→ **Work instruction**
Where does the word "Cancel" show up in the records? Copy every line that holds it.

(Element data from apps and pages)
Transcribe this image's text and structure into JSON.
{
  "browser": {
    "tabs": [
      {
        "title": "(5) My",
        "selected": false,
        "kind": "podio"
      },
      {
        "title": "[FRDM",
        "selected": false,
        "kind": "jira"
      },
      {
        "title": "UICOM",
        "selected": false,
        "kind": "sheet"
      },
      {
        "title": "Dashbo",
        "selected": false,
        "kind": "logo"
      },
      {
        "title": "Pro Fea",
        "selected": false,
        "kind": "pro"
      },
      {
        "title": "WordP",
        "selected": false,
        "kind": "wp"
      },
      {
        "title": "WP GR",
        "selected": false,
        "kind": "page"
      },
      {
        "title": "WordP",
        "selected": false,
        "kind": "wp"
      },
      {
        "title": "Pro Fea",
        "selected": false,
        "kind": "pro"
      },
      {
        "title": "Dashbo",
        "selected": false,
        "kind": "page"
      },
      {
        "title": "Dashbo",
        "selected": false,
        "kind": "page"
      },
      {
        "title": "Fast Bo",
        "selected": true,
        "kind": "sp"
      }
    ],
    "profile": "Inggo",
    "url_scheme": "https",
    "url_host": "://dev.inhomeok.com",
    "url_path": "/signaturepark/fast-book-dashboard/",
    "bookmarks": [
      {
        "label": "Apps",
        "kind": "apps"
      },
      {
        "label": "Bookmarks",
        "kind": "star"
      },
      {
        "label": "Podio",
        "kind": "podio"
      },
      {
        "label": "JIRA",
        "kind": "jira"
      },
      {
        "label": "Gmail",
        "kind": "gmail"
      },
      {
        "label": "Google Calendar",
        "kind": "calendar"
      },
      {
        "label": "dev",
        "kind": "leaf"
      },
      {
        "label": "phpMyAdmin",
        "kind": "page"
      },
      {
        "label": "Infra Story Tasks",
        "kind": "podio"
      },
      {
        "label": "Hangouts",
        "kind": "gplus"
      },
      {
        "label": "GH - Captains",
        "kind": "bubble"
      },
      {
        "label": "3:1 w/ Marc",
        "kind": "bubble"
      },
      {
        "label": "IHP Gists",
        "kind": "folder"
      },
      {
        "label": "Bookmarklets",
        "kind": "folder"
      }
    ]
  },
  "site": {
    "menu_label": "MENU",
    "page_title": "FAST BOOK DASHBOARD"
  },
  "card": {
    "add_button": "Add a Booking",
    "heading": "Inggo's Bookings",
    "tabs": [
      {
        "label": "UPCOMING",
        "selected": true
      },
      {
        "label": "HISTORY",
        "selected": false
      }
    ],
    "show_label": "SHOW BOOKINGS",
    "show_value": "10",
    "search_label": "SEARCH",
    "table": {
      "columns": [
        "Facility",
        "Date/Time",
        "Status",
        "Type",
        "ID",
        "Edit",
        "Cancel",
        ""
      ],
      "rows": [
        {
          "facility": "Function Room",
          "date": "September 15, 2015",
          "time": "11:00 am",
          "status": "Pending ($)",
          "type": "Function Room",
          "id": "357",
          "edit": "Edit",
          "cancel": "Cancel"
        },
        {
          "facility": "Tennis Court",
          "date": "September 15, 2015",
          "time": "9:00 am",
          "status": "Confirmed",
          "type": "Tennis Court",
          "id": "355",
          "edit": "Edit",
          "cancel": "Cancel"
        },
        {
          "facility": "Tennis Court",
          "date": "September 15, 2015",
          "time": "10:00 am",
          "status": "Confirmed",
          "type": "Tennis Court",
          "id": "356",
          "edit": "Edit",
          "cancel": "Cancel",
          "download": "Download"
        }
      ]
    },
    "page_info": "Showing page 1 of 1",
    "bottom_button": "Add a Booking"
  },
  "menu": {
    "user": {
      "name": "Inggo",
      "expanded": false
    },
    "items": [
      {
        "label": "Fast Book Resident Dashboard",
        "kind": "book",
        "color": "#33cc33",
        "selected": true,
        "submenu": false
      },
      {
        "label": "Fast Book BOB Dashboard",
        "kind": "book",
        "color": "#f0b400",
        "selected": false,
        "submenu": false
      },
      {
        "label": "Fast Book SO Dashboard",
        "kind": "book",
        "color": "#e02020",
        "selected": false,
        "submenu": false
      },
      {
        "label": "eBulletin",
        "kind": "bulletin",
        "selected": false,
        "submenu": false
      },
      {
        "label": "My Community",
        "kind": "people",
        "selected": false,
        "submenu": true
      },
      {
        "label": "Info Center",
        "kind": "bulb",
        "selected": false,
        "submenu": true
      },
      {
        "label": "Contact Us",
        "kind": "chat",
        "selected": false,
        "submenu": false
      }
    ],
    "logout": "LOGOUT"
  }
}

→ **Response for this exercise**
        "Cancel",
          "cancel": "Cancel"
          "cancel": "Cancel"
          "cancel": "Cancel",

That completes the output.